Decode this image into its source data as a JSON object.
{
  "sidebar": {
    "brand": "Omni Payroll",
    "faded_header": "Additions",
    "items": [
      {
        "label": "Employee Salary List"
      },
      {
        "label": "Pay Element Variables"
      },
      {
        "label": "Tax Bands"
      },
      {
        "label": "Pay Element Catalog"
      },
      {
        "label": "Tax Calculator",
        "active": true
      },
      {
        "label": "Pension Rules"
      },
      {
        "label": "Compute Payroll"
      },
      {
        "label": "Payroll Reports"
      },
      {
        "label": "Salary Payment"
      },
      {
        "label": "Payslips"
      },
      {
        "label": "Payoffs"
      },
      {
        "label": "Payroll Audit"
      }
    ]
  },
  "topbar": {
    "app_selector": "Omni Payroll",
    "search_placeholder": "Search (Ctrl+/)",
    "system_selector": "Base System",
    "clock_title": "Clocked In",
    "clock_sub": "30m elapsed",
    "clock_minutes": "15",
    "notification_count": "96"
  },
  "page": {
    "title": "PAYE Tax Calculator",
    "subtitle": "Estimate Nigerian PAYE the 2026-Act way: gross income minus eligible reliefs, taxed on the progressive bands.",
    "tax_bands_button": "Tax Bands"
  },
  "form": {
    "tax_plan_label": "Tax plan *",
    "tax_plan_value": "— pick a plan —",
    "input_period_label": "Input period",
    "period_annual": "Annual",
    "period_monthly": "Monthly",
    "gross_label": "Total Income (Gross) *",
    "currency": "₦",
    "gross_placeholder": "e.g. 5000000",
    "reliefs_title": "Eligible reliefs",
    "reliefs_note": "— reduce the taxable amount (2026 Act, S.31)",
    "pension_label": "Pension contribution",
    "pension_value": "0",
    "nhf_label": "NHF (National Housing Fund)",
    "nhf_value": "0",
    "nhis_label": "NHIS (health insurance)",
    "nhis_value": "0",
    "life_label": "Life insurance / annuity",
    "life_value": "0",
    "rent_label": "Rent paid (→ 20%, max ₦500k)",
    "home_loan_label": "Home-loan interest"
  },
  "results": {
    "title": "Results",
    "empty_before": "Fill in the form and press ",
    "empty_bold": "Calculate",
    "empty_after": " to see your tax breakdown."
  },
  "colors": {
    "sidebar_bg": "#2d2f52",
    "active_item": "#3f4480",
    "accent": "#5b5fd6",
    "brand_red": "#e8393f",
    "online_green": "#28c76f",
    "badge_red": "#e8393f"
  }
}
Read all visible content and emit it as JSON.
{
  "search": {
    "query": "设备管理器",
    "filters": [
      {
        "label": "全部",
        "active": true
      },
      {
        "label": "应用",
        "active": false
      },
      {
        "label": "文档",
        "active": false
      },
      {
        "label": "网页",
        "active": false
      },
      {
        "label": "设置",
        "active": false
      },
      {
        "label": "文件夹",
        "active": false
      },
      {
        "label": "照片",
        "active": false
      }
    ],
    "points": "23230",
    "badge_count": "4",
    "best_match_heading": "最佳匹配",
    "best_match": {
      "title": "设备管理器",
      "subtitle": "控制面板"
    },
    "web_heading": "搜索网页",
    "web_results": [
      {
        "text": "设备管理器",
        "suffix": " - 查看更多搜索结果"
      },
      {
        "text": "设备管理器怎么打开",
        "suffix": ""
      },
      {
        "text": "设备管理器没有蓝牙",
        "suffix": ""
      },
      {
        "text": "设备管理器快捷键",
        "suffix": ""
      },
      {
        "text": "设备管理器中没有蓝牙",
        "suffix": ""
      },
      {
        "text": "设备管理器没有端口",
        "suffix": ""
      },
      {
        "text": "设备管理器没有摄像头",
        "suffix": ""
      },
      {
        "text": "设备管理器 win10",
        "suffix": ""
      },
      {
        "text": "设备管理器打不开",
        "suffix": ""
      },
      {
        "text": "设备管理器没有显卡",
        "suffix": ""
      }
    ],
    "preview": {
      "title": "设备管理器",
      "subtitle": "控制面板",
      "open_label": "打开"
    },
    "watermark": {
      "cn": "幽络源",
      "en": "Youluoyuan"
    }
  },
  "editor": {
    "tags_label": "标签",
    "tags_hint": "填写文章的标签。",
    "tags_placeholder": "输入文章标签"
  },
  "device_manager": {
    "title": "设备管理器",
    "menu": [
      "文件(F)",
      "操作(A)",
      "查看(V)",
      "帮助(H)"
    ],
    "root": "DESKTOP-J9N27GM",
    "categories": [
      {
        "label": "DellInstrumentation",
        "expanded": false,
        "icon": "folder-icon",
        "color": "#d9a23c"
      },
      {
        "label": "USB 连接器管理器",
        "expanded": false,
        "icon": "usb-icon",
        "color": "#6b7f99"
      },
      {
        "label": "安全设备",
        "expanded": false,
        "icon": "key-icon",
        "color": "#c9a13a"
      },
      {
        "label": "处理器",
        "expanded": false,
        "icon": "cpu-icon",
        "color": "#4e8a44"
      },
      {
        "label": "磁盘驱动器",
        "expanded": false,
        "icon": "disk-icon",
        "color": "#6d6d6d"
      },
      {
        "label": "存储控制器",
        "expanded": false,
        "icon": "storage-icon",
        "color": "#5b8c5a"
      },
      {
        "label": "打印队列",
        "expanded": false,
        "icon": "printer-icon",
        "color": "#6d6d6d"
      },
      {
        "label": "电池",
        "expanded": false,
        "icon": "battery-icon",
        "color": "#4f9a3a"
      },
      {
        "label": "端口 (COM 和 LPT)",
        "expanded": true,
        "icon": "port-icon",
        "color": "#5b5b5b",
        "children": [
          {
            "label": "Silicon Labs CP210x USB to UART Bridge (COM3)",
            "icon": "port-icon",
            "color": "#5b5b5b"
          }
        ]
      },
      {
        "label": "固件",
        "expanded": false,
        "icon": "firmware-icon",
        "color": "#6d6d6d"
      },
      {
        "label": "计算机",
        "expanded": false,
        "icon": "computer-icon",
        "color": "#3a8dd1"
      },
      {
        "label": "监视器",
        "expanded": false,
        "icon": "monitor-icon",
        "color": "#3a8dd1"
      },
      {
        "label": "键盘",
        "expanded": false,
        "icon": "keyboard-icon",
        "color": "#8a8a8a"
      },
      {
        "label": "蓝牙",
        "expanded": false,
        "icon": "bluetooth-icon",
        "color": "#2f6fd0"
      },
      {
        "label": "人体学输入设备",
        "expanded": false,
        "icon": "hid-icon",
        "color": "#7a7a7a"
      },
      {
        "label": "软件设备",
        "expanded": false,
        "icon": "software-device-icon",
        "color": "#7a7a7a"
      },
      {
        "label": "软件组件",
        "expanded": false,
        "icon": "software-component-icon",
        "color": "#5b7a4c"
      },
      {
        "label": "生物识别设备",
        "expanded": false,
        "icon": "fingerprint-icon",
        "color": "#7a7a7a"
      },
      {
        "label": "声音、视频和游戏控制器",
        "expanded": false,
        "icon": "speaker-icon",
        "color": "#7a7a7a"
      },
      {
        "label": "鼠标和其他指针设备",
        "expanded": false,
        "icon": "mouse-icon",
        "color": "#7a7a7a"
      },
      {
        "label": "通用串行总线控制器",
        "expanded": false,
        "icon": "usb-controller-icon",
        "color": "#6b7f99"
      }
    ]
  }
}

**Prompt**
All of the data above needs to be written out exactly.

**Response to this exercise**
Decode this image into its source data as a JSON object.
{
  "sidebar": {
    "brand": "Omni Payroll",
    "faded_header": "Additions",
    "items": [
      {
        "label": "Employee Salary List"
      },
      {
        "label": "Pay Element Variables"
      },
      {
        "label": "Tax Bands"
      },
      {
        "label": "Pay Element Catalog"
      },
      {
        "label": "Tax Calculator",
        "active": true
      },
      {
        "label": "Pension Rules"
      },
      {
        "label": "Compute Payroll"
      },
      {
        "label": "Payroll Reports"
      },
      {
        "label": "Salary Payment"
      },
      {
        "label": "Payslips"
      },
      {
        "label": "Payoffs"
      },
      {
        "label": "Payroll Audit"
      }
    ]
  },
  "topbar": {
    "app_selector": "Omni Payroll",
    "search_placeholder": "Search (Ctrl+/)",
    "system_selector": "Base System",
    "clock_title": "Clocked In",
    "clock_sub": "30m elapsed",
    "clock_minutes": "15",
    "notification_count": "96"
  },
  "page": {
    "title": "PAYE Tax Calculator",
    "subtitle": "Estimate Nigerian PAYE the 2026-Act way: gross income minus eligible reliefs, taxed on the progressive bands.",
    "tax_bands_button": "Tax Bands"
  },
  "form": {
    "tax_plan_label": "Tax plan *",
    "tax_plan_value": "— pick a plan —",
    "input_period_label": "Input period",
    "period_annual": "Annual",
    "period_monthly": "Monthly",
    "gross_label": "Total Income (Gross) *",
    "currency": "₦",
    "gross_placeholder": "e.g. 5000000",
    "reliefs_title": "Eligible reliefs",
    "reliefs_note": "— reduce the taxable amount (2026 Act, S.31)",
    "pension_label": "Pension contribution",
    "pension_value": "0",
    "nhf_label": "NHF (National Housing Fund)",
    "nhf_value": "0",
    "nhis_label": "NHIS (health insurance)",
    "nhis_value": "0",
    "life_label": "Life insurance / annuity",
    "life_value": "0",
    "rent_label": "Rent paid (→ 20%, max ₦500k)",
    "home_loan_label": "Home-loan interest"
  },
  "results": {
    "title": "Results",
    "empty_before": "Fill in the form and press ",
    "empty_bold": "Calculate",
    "empty_after": " to see your tax breakdown."
  },
  "colors": {
    "sidebar_bg": "#2d2f52",
    "active_item": "#3f4480",
    "accent": "#5b5fd6",
    "brand_red": "#e8393f",
    "online_green": "#28c76f",
    "badge_red": "#e8393f"
  }
}
Read all visible content and emit it as JSON.
{
  "search": {
    "query": "设备管理器",
    "filters": [
      {
        "label": "全部",
        "active": true
      },
      {
        "label": "应用",
        "active": false
      },
      {
        "label": "文档",
        "active": false
      },
      {
        "label": "网页",
        "active": false
      },
      {
        "label": "设置",
        "active": false
      },
      {
        "label": "文件夹",
        "active": false
      },
      {
        "label": "照片",
        "active": false
      }
    ],
    "points": "23230",
    "badge_count": "4",
    "best_match_heading": "最佳匹配",
    "best_match": {
      "title": "设备管理器",
      "subtitle": "控制面板"
    },
    "web_heading": "搜索网页",
    "web_results": [
      {
        "text": "设备管理器",
        "suffix": " - 查看更多搜索结果"
      },
      {
        "text": "设备管理器怎么打开",
        "suffix": ""
      },
      {
        "text": "设备管理器没有蓝牙",
        "suffix": ""
      },
      {
        "text": "设备管理器快捷键",
        "suffix": ""
      },
      {
        "text": "设备管理器中没有蓝牙",
        "suffix": ""
      },
      {
        "text": "设备管理器没有端口",
        "suffix": ""
      },
      {
        "text": "设备管理器没有摄像头",
        "suffix": ""
      },
      {
        "text": "设备管理器 win10",
        "suffix": ""
      },
      {
        "text": "设备管理器打不开",
        "suffix": ""
      },
      {
        "text": "设备管理器没有显卡",
        "suffix": ""
      }
    ],
    "preview": {
      "title": "设备管理器",
      "subtitle": "控制面板",
      "open_label": "打开"
    },
    "watermark": {
      "cn": "幽络源",
      "en": "Youluoyuan"
    }
  },
  "editor": {
    "tags_label": "标签",
    "tags_hint": "填写文章的标签。",
    "tags_placeholder": "输入文章标签"
  },
  "device_manager": {
    "title": "设备管理器",
    "menu": [
      "文件(F)",
      "操作(A)",
      "查看(V)",
      "帮助(H)"
    ],
    "root": "DESKTOP-J9N27GM",
    "categories": [
      {
        "label": "DellInstrumentation",
        "expanded": false,
        "icon": "folder-icon",
        "color": "#d9a23c"
      },
      {
        "label": "USB 连接器管理器",
        "expanded": false,
        "icon": "usb-icon",
        "color": "#6b7f99"
      },
      {
        "label": "安全设备",
        "expanded": false,
        "icon": "key-icon",
        "color": "#c9a13a"
      },
      {
        "label": "处理器",
        "expanded": false,
        "icon": "cpu-icon",
        "color": "#4e8a44"
      },
      {
        "label": "磁盘驱动器",
        "expanded": false,
        "icon": "disk-icon",
        "color": "#6d6d6d"
      },
      {
        "label": "存储控制器",
        "expanded": false,
        "icon": "storage-icon",
        "color": "#5b8c5a"
      },
      {
        "label": "打印队列",
        "expanded": false,
        "icon": "printer-icon",
        "color": "#6d6d6d"
      },
      {
        "label": "电池",
        "expanded": false,
        "icon": "battery-icon",
        "color": "#4f9a3a"
      },
      {
        "label": "端口 (COM 和 LPT)",
        "expanded": true,
        "icon": "port-icon",
        "color": "#5b5b5b",
        "children": [
          {
            "label": "Silicon Labs CP210x USB to UART Bridge (COM3)",
            "icon": "port-icon",
            "color": "#5b5b5b"
          }
        ]
      },
      {
        "label": "固件",
        "expanded": false,
        "icon": "firmware-icon",
        "color": "#6d6d6d"
      },
      {
        "label": "计算机",
        "expanded": false,
        "icon": "computer-icon",
        "color": "#3a8dd1"
      },
      {
        "label": "监视器",
        "expanded": false,
        "icon": "monitor-icon",
        "color": "#3a8dd1"
      },
      {
        "label": "键盘",
        "expanded": false,
        "icon": "keyboard-icon",
        "color": "#8a8a8a"
      },
      {
        "label": "蓝牙",
        "expanded": false,
        "icon": "bluetooth-icon",
        "color": "#2f6fd0"
      },
      {
        "label": "人体学输入设备",
        "expanded": false,
        "icon": "hid-icon",
        "color": "#7a7a7a"
      },
      {
        "label": "软件设备",
        "expanded": false,
        "icon": "software-device-icon",
        "color": "#7a7a7a"
      },
      {
        "label": "软件组件",
        "expanded": false,
        "icon": "software-component-icon",
        "color": "#5b7a4c"
      },
      {
        "label": "生物识别设备",
        "expanded": false,
        "icon": "fingerprint-icon",
        "color": "#7a7a7a"
      },
      {
        "label": "声音、视频和游戏控制器",
        "expanded": false,
        "icon": "speaker-icon",
        "color": "#7a7a7a"
      },
      {
        "label": "鼠标和其他指针设备",
        "expanded": false,
        "icon": "mouse-icon",
        "color": "#7a7a7a"
      },
      {
        "label": "通用串行总线控制器",
        "expanded": false,
        "icon": "usb-controller-icon",
        "color": "#6b7f99"
      }
    ]
  }
}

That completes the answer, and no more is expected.